Contrasting effects of hypoglycemia on plasma renin activity and cyclic adenosine 3',5'-monophosphate (cyclic AMP) in low renin and normal renin essential hypertension.

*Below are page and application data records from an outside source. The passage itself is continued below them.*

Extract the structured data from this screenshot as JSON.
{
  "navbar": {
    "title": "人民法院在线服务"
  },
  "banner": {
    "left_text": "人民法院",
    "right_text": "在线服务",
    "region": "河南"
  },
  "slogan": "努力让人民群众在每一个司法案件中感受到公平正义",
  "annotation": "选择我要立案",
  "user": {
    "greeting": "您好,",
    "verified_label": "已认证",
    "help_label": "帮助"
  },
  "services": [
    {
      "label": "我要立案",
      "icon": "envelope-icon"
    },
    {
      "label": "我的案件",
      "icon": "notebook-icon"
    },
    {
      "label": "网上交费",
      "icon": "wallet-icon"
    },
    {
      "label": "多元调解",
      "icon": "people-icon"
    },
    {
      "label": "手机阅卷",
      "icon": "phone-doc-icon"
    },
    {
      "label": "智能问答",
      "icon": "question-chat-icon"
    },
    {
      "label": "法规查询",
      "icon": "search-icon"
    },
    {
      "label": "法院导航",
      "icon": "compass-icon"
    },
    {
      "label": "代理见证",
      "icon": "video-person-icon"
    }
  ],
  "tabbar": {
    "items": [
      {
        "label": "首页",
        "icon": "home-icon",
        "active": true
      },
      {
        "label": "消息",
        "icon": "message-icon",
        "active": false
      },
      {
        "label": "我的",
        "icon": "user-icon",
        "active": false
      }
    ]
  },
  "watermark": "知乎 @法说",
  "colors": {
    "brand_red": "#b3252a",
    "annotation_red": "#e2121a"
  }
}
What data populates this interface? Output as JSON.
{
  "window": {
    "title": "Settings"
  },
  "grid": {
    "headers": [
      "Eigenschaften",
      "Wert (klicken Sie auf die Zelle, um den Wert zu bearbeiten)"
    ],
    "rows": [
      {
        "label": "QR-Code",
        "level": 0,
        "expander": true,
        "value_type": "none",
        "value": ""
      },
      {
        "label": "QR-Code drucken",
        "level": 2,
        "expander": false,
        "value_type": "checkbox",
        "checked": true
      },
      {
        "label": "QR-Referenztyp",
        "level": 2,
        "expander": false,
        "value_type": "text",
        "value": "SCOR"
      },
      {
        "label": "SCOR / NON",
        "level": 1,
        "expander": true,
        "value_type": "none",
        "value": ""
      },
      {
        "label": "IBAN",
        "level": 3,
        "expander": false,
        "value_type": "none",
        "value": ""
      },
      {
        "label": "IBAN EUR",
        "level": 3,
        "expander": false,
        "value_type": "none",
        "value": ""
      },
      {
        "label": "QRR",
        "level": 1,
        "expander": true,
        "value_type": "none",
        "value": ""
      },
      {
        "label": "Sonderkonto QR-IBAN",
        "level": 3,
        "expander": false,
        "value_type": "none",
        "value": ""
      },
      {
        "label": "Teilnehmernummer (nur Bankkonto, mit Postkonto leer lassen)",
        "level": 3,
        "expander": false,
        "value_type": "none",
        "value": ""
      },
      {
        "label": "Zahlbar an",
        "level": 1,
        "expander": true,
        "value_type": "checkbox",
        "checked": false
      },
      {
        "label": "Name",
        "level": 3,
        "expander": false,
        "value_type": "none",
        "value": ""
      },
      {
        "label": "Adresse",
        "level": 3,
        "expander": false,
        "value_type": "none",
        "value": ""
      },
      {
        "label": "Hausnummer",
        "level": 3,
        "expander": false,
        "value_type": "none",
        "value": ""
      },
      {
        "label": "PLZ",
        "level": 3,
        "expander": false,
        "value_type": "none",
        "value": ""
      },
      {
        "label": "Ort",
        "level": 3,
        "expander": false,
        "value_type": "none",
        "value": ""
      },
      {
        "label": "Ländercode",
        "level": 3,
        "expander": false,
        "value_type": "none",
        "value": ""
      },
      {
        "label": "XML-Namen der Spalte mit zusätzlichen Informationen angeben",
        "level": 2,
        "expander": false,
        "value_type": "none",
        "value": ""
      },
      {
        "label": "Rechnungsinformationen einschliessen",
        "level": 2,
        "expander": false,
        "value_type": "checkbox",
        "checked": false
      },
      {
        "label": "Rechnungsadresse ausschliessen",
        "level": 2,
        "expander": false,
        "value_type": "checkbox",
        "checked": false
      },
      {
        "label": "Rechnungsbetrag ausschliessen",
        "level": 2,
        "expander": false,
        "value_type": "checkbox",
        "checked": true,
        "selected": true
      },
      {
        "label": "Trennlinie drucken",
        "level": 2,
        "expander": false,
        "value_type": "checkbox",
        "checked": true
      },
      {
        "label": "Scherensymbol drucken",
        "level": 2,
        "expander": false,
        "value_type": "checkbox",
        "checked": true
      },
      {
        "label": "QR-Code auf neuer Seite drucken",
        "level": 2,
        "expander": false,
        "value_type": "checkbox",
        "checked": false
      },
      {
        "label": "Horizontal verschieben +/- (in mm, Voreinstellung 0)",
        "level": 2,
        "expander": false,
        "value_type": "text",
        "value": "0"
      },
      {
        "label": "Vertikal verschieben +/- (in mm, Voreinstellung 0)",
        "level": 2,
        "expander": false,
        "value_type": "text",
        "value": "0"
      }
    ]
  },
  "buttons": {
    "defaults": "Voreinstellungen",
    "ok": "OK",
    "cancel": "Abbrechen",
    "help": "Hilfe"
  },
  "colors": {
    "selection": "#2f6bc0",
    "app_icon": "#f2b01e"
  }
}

Insulin-induced hypoglycemia previously has been shown to provoke a beta-adrenergic response that normally results in an increase in plasma renin activity (PRA). In our study, hypoglycemia induced definite increases in PRA in a group of five patients with normal renin essential hypertension but failed to do so in a group of six patients with low renin essential hypertension. In both groups, plasma cyclic adenosine 3',5'-monophosphate (cyclic AMP; cAMP) increased more than 2-fold during hypoglycemia, but the response in the low renin group was significantly less than that previously observed in normal subjects under the same conditions. Plasma cortisol increased to an equal extent in both groups of hypertensive patients during hypoglycemia. Infusion of the phosphodiesterase inhibitor, theophylline, resulted in definite increases of PRA in patients with normal renin hypertension but not in patients with low renin hypertension. Because changes in the level of plasma cAMP during hypoglycemia have been thought to reflect adrenal catecholamine release, our finding of a blunted increase in plasma cAMP during hypoglycemia in patients with low renin hypertension may suggest that there is a generalized alteration in adrenergic responsiveness in this condition.
- Copyright © 1976 by American Heart Association